As a “recovering hyper-achiever”, I have repeatedly been told by friends that I don’t celebrate my wins long enough. As soon as I have reached a personal goal or professional achievement, I move to tackle the next one. While this works for being ambitious and driven, the dark side is that, this can produce a feeling of discontent, as I don’t always pause to celebrate or savor the moments/achievements despite how hard I worked to get there. As a result, the moments of joy and happiness are short lived or never fully acknowledged or celebrated.
How To Improve Your Happiness and Well-being
I’ll be the first declare that I am no happiness coach, nor do I have happiness all figured out. I am on my own journey to discovering and doing more of what makes me happy to improve my overall well-being. So, while happiness is a subjective and emotional state and your source of happiness might be different from mine, there is consensus that happiness is something we can all cultivate and is not just a benefit to be enjoyed by the rich, successful, or famous.
So here are some suggested tips from Action for Happiness that you can use to improve your happiness and get more satisfaction in your life:
- Do things for others: Caring about others is fundamental to our happiness.

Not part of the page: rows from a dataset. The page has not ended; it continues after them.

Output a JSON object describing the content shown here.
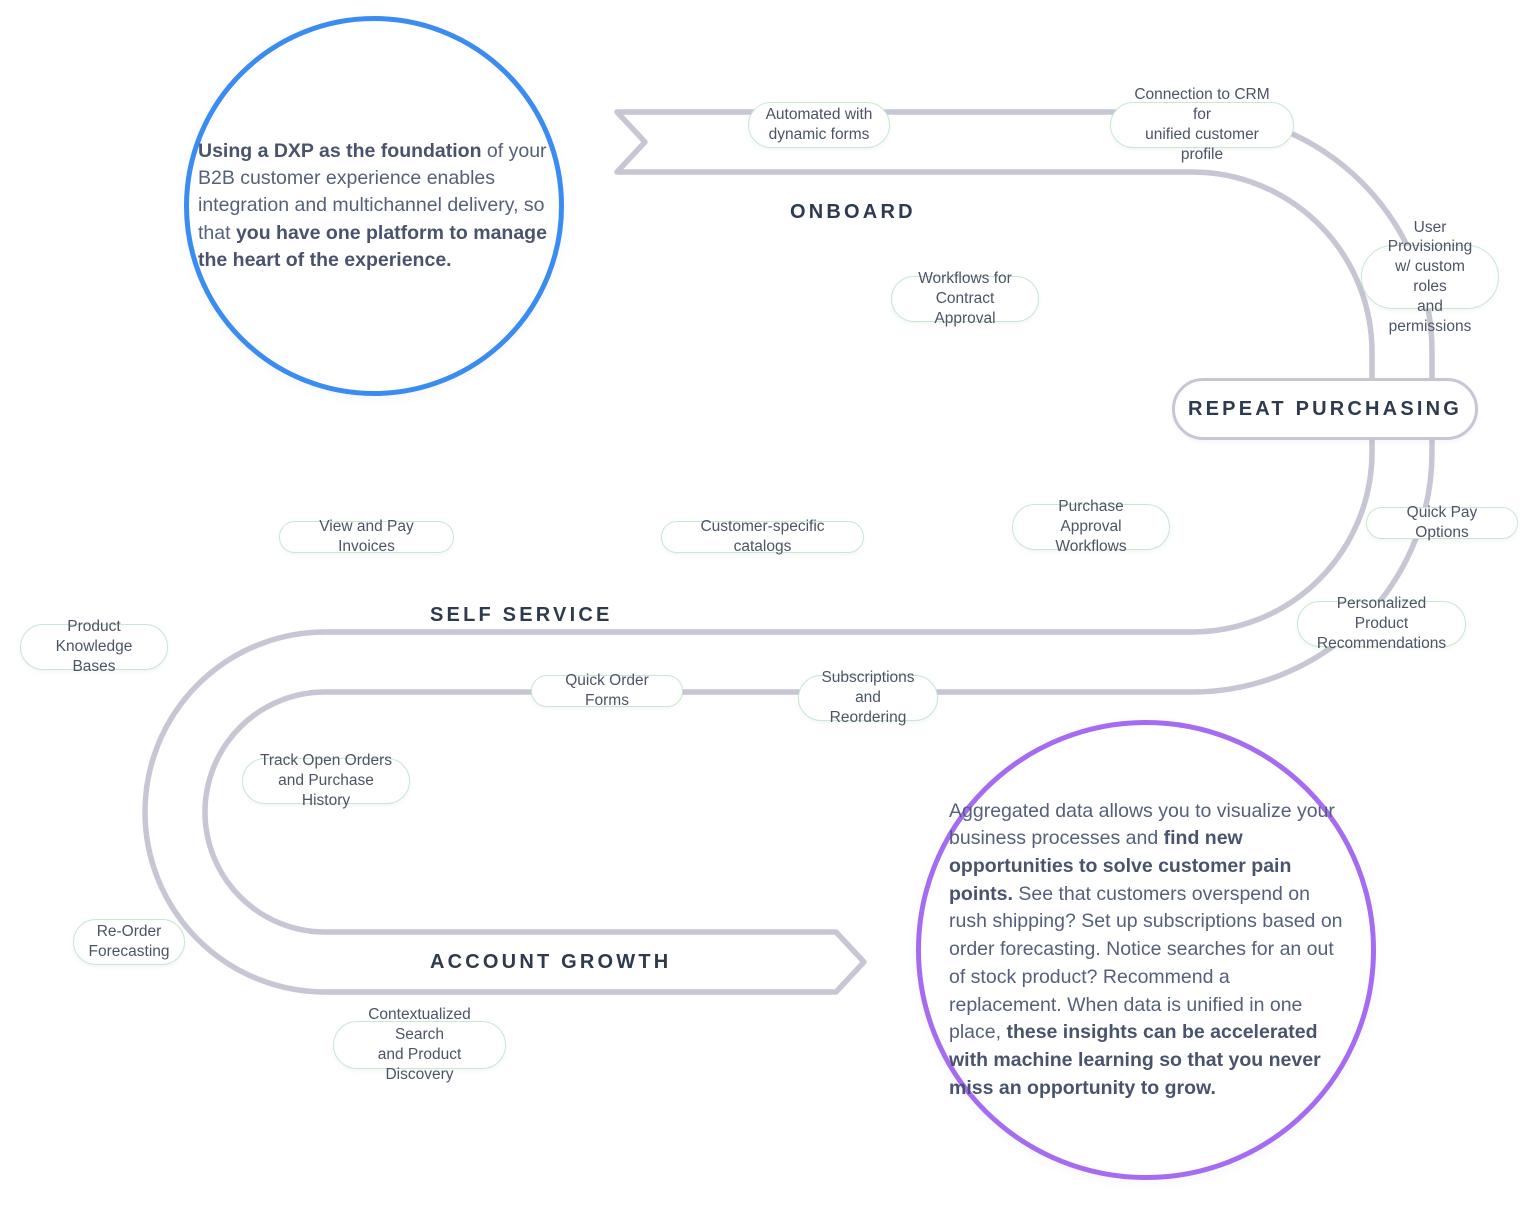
{
  "diagram": {
    "title": "B2B Customer Experience Journey Ribbon",
    "colors": {
      "ribbon_stroke": "#c6c6d4",
      "pill_border": "#c9e8d2",
      "pill_text": "#4c5565",
      "stage_text": "#2e3b4e",
      "callout_blue": "#3b8cf0",
      "callout_purple": "#a56bf0",
      "callout_text": "#55607a",
      "background": "#ffffff"
    }
  },
  "stages": [
    {
      "key": "onboard",
      "label": "ONBOARD"
    },
    {
      "key": "repeat_purchasing",
      "label": "REPEAT PURCHASING"
    },
    {
      "key": "self_service",
      "label": "SELF SERVICE"
    },
    {
      "key": "account_growth",
      "label": "ACCOUNT GROWTH"
    }
  ],
  "pills": [
    {
      "key": "automated-dynamic-forms",
      "label": "Automated with\ndynamic forms"
    },
    {
      "key": "connection-to-crm",
      "label": "Connection to CRM for\nunified customer profile"
    },
    {
      "key": "workflows-contract-approval",
      "label": "Workflows for\nContract Approval"
    },
    {
      "key": "user-provisioning",
      "label": "User Provisioning\nw/ custom roles\nand permissions"
    },
    {
      "key": "purchase-approval-workflows",
      "label": "Purchase Approval\nWorkflows"
    },
    {
      "key": "quick-pay-options",
      "label": "Quick Pay Options"
    },
    {
      "key": "view-and-pay-invoices",
      "label": "View and Pay Invoices"
    },
    {
      "key": "customer-specific-catalogs",
      "label": "Customer-specific catalogs"
    },
    {
      "key": "personalized-product-recs",
      "label": "Personalized Product\nRecommendations"
    },
    {
      "key": "product-knowledge-bases",
      "label": "Product\nKnowledge Bases"
    },
    {
      "key": "quick-order-forms",
      "label": "Quick Order Forms"
    },
    {
      "key": "subscriptions-and-reordering",
      "label": "Subscriptions\nand Reordering"
    },
    {
      "key": "track-open-orders",
      "label": "Track Open Orders\nand Purchase History"
    },
    {
      "key": "re-order-forecasting",
      "label": "Re-Order\nForecasting"
    },
    {
      "key": "contextualized-search",
      "label": "Contextualized Search\nand Product Discovery"
    }
  ],
  "callouts": {
    "blue": {
      "segments": [
        {
          "text": "Using a DXP as the foundation",
          "bold": true
        },
        {
          "text": " of your B2B customer experience enables integration and multichannel delivery, so that ",
          "bold": false
        },
        {
          "text": "you have one platform to manage the heart of the experience.",
          "bold": true
        }
      ],
      "plain": "Using a DXP as the foundation of your B2B customer experience enables integration and multichannel delivery, so that you have one platform to manage the heart of the experience."
    },
    "purple": {
      "segments": [
        {
          "text": "Aggregated data allows you to visualize your business processes and ",
          "bold": false
        },
        {
          "text": "find new opportunities to solve customer pain points.",
          "bold": true
        },
        {
          "text": " See that customers overspend on rush shipping? Set up subscriptions based on order forecasting. Notice searches for an out of stock product? Recommend a replacement. When data is unified in one place, ",
          "bold": false
        },
        {
          "text": "these insights can be accelerated with machine learning so that you never miss an opportunity to grow.",
          "bold": true
        }
      ],
      "plain": "Aggregated data allows you to visualize your business processes and find new opportunities to solve customer pain points. See that customers overspend on rush shipping? Set up subscriptions based on order forecasting. Notice searches for an out of stock product? Recommend a replacement. When data is unified in one place, these insights can be accelerated with machine learning so that you never miss an opportunity to grow."
    }
  }
}
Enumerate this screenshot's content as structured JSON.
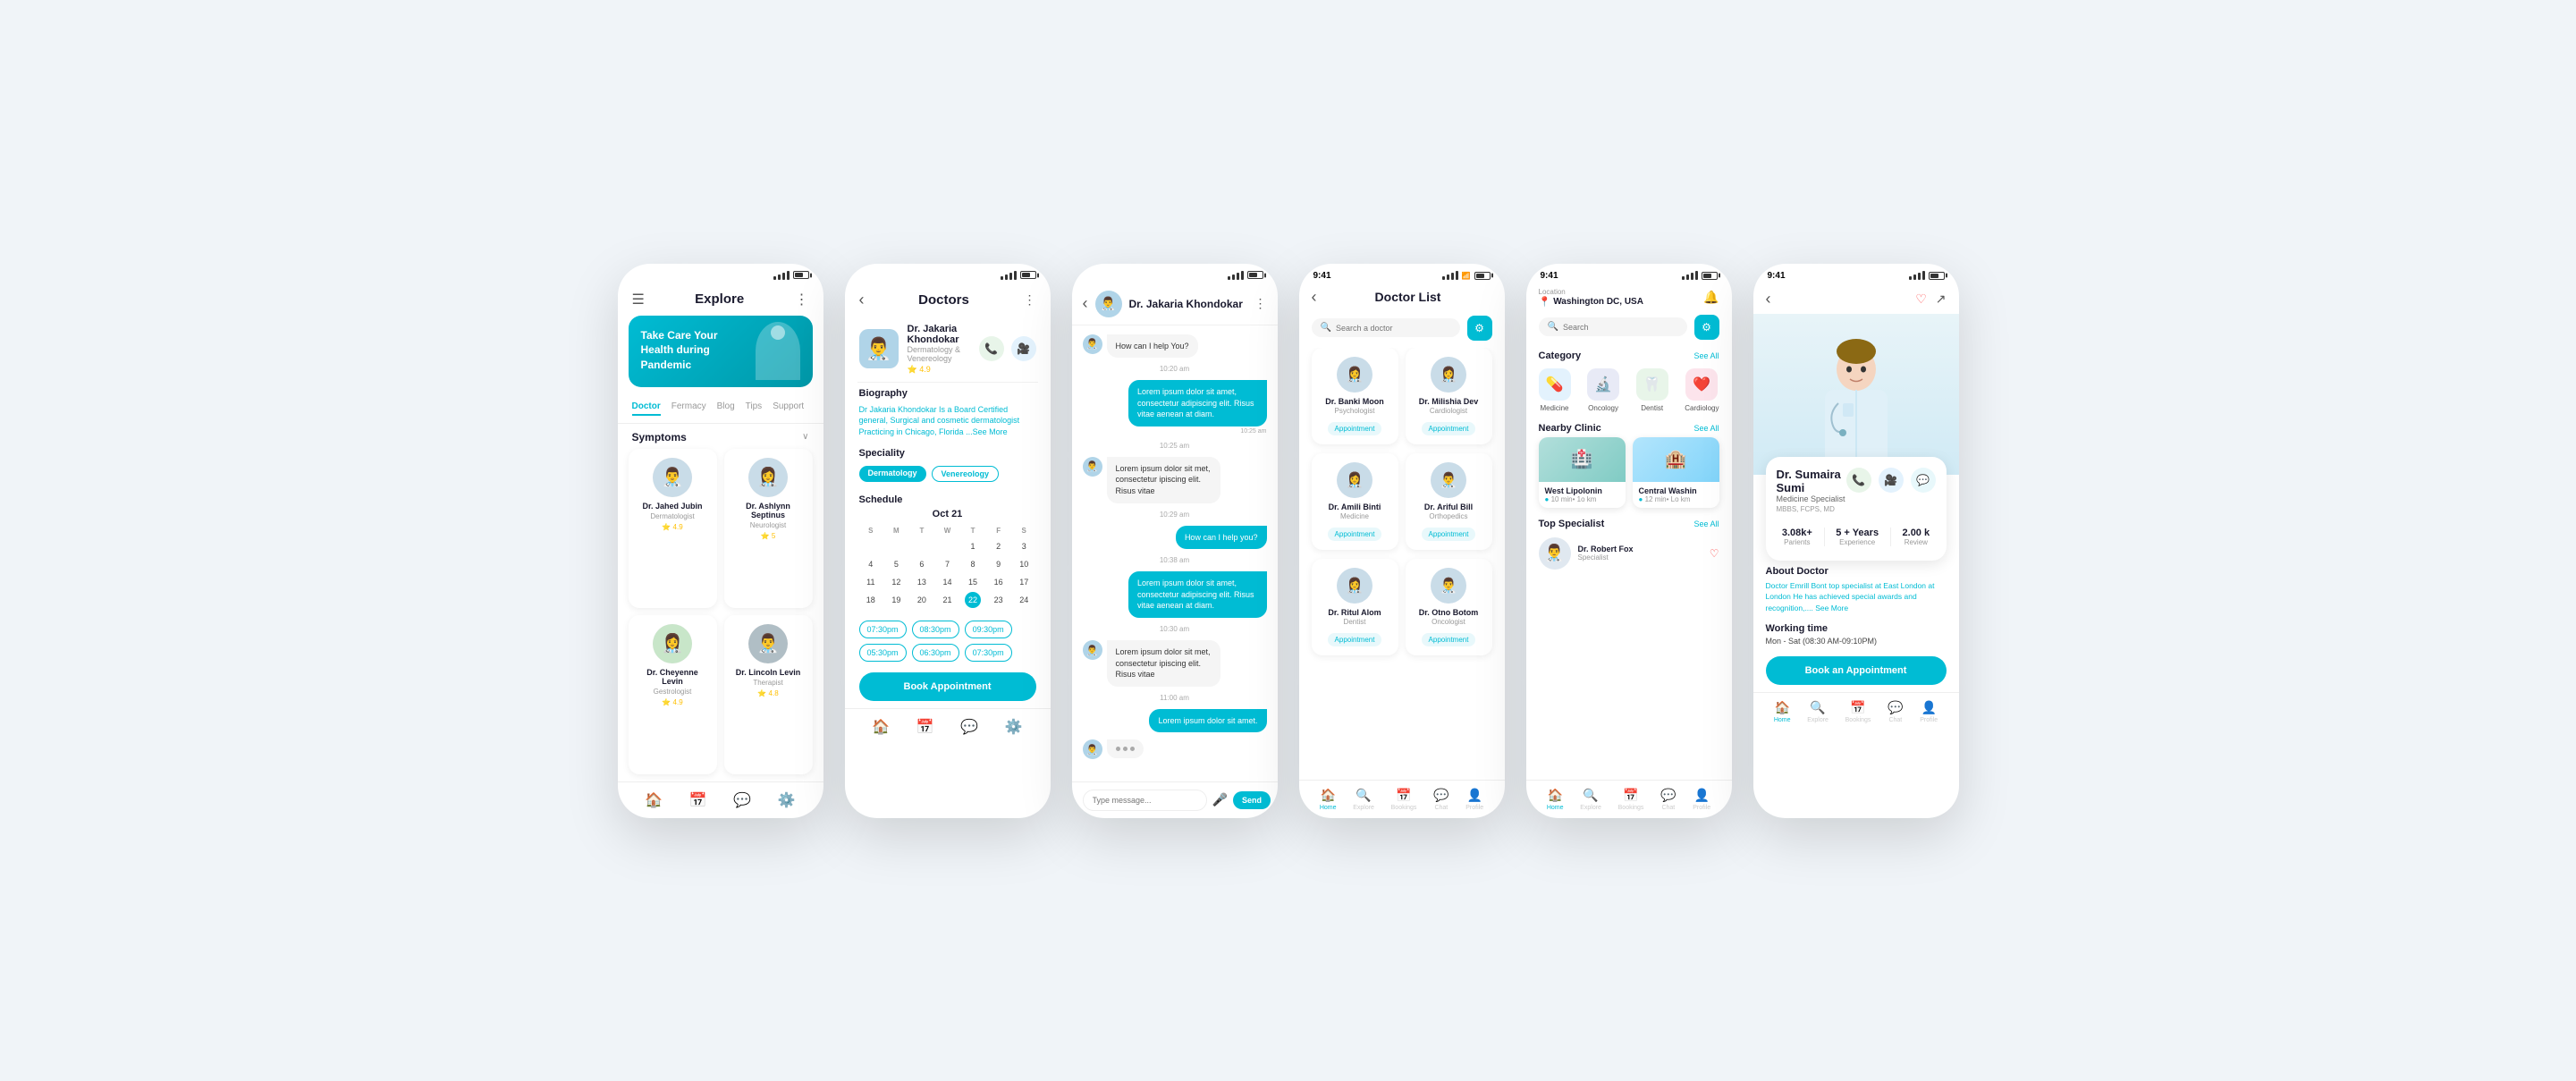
{
  "screen1": {
    "header": {
      "title": "Explore",
      "menu_icon": "☰",
      "more_icon": "⋮"
    },
    "banner": {
      "text": "Take Care Your Health during Pandemic"
    },
    "nav_items": [
      "Doctor",
      "Fermacy",
      "Blog",
      "Tips",
      "Support"
    ],
    "active_nav": 0,
    "symptoms_label": "Symptoms",
    "doctors": [
      {
        "name": "Dr. Jahed Jubin",
        "specialty": "Dermatologist",
        "rating": "4.9"
      },
      {
        "name": "Dr. Ashlynn Septinus",
        "specialty": "Neurologist",
        "rating": "5"
      },
      {
        "name": "Dr. Cheyenne Levin",
        "specialty": "Gestrologist",
        "rating": "4.9"
      },
      {
        "name": "Dr. Lincoln Levin",
        "specialty": "Therapist",
        "rating": "4.8"
      }
    ],
    "bottom_nav": [
      "🏠",
      "📅",
      "💬",
      "⚙️"
    ]
  },
  "screen2": {
    "header": {
      "back": "‹",
      "title": "Doctors",
      "more_icon": "⋮"
    },
    "doctor": {
      "name": "Dr. Jakaria Khondokar",
      "specialty": "Dermatology & Venereology",
      "rating": "4.9"
    },
    "biography_title": "Biography",
    "bio_text": "Dr Jakaria Khondokar Is a Board Certified general, Surgical and cosmetic dermatologist Practicing in Chicago, Florida",
    "see_more": "...See More",
    "speciality_title": "Speciality",
    "tags": [
      "Dermatology",
      "Venereology"
    ],
    "schedule_title": "Schedule",
    "calendar_month": "Oct 21",
    "cal_days_header": [
      "S",
      "M",
      "T",
      "W",
      "T",
      "F",
      "S"
    ],
    "cal_days": [
      "",
      "",
      "",
      "",
      "1",
      "2",
      "3",
      "4",
      "5",
      "6",
      "7",
      "8",
      "9",
      "10",
      "11",
      "12",
      "13",
      "14",
      "15",
      "16",
      "17",
      "18",
      "19",
      "20",
      "21",
      "22",
      "23",
      "24"
    ],
    "active_day": "22",
    "time_slots": [
      "07:30pm",
      "08:30pm",
      "09:30pm",
      "05:30pm",
      "06:30pm",
      "07:30pm"
    ],
    "book_btn": "Book Appointment",
    "bottom_nav": [
      "🏠",
      "📅",
      "💬",
      "⚙️"
    ]
  },
  "screen3": {
    "header": {
      "back": "‹",
      "name": "Dr. Jakaria Khondokar",
      "more_icon": "⋮"
    },
    "messages": [
      {
        "side": "left",
        "text": "How can I help You?",
        "time": ""
      },
      {
        "side": "right",
        "text": "Lorem ipsum dolor sit amet, consectetur adipiscing elit. Risus vitae aenean at diam.",
        "time": "10:25 am"
      },
      {
        "side": "left",
        "text": "Lorem ipsum dolor sit met, consectetur ipiscing elit. Risus vitae",
        "time": "10:28 am"
      },
      {
        "side": "right",
        "text": "How can I help you?",
        "time": "10:29 am"
      },
      {
        "side": "right",
        "text": "Lorem ipsum dolor sit amet, consectetur adipiscing elit. Risus vitae aenean at diam.",
        "time": "10:38 am"
      },
      {
        "side": "left",
        "text": "Lorem ipsum dolor sit met, consectetur ipiscing elit. Risus vitae",
        "time": "10:30 am"
      },
      {
        "side": "right",
        "text": "Lorem ipsum dolor sit amet.",
        "time": "11:00 am"
      }
    ],
    "typing": "...",
    "input_placeholder": "Type message...",
    "send_label": "Send"
  },
  "screen4": {
    "time": "9:41",
    "header": {
      "back": "‹",
      "title": "Doctor List"
    },
    "search_placeholder": "Search a doctor",
    "doctors": [
      {
        "name": "Dr. Banki Moon",
        "specialty": "Psychologist"
      },
      {
        "name": "Dr. Milishia Dev",
        "specialty": "Cardiologist"
      },
      {
        "name": "Dr. Amili Binti",
        "specialty": "Medicine"
      },
      {
        "name": "Dr. Ariful Bill",
        "specialty": "Orthopedics"
      },
      {
        "name": "Dr. Ritul Alom",
        "specialty": "Dentist"
      },
      {
        "name": "Dr. Otno Botom",
        "specialty": "Oncologist"
      }
    ],
    "appointment_label": "Appointment",
    "bottom_nav": [
      {
        "icon": "🏠",
        "label": "Home"
      },
      {
        "icon": "🔍",
        "label": "Explore"
      },
      {
        "icon": "📅",
        "label": "Bookings"
      },
      {
        "icon": "💬",
        "label": "Chat"
      },
      {
        "icon": "👤",
        "label": "Profile"
      }
    ],
    "active_nav": 0
  },
  "screen5": {
    "time": "9:41",
    "location": {
      "label": "Location",
      "name": "Washington DC, USA"
    },
    "search_placeholder": "Search",
    "category_title": "Category",
    "see_all": "See All",
    "categories": [
      {
        "icon": "💊",
        "label": "Medicine",
        "bg": "medicine"
      },
      {
        "icon": "🔬",
        "label": "Oncology",
        "bg": "oncology"
      },
      {
        "icon": "🦷",
        "label": "Dentist",
        "bg": "dentist"
      },
      {
        "icon": "❤️",
        "label": "Cardiology",
        "bg": "cardio"
      }
    ],
    "nearby_title": "Nearby Clinic",
    "clinics": [
      {
        "name": "West Lipolonin",
        "distance": "10 min• 1o km"
      },
      {
        "name": "Central Washin",
        "distance": "12 min• Lo km"
      }
    ],
    "top_specialist_title": "Top Specialist",
    "specialists": [
      {
        "name": "Dr. Robert Fox",
        "title": ""
      }
    ],
    "bottom_nav": [
      {
        "icon": "🏠",
        "label": "Home"
      },
      {
        "icon": "🔍",
        "label": "Explore"
      },
      {
        "icon": "📅",
        "label": "Bookings"
      },
      {
        "icon": "💬",
        "label": "Chat"
      },
      {
        "icon": "👤",
        "label": "Profile"
      }
    ],
    "active_nav": 0
  },
  "screen6": {
    "time": "9:41",
    "doctor": {
      "name": "Dr. Sumaira Sumi",
      "title": "Medicine Specialist",
      "qualifications": "MBBS, FCPS, MD"
    },
    "stats": [
      {
        "value": "3.08k+",
        "label": "Parients"
      },
      {
        "value": "5 + Years",
        "label": "Experience"
      },
      {
        "value": "2.00 k",
        "label": "Review"
      }
    ],
    "about_title": "About Doctor",
    "about_text": "Doctor Emrill Bont top specialist at East London at London He has achieved special awards and recognition,....",
    "see_more": "See More",
    "working_title": "Working time",
    "working_hours": "Mon - Sat (08:30 AM-09:10PM)",
    "book_btn": "Book an Appointment",
    "bottom_nav": [
      {
        "icon": "🏠",
        "label": "Home"
      },
      {
        "icon": "🔍",
        "label": "Explore"
      },
      {
        "icon": "📅",
        "label": "Bookings"
      },
      {
        "icon": "💬",
        "label": "Chat"
      },
      {
        "icon": "👤",
        "label": "Profile"
      }
    ],
    "active_nav": 0
  }
}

Helping other people is not only good for them; it’s good for us too. So, if you want to feel good, do good.
- Connect with people: Our relationships with other people are the most important thing for our happiness. People with strong relationships are happier, healthier and live longer.
- Take care of your body: Our body and mind are connected. Being active makes us happier as well as healthier. It instantly improves our mood and can even lift us out of depression.
- Keep learning: Learning affects our wellbeing in lots of positive ways. It exposes us to new ideas and helps us stay curious and engaged.
- Have goals to look forward to: Feeling good about the future is important for our happiness. We all need goals to motivate us and these have to be challenging enough to excite us, but also achievable.
- Find ways to bounce back: All of us have times of stress, loss, failure or trauma in our lives. How we respond to these events has a big impact on our wellbeing. We often cannot choose what happens to us, but we can choose how we react to what happens.
- Take a positive approach: Positive emotions – like joy, gratitude, contentment, inspiration and pride – don’t just feel good when we experience them.
- Be comfortable with who you are: Nobody’s perfect. But so often we compare a negative view of ourselves with an unrealistic view of other people. Dwelling on our flaws – what we’re not rather than what we’ve got (See previous post)– makes it much harder to be happy.
- Be part of something bigger: People who have meaning and purpose in their lives are happier, feel more in control and get more out of what they do. You might find meaning and from doing a job that makes a difference, your religious or spiritual beliefs, or your family. While the answers vary for each of us, they all involve being connected to something bigger than ourselves.
At the end of the day, it is not what is happening that makes us happy or unhappy. It is how we respond that determines that. Don’t outsource your happiness to other people and external circumstances. Our happiness is our responsibility.
Until next time, Remember, ItsALearningLife!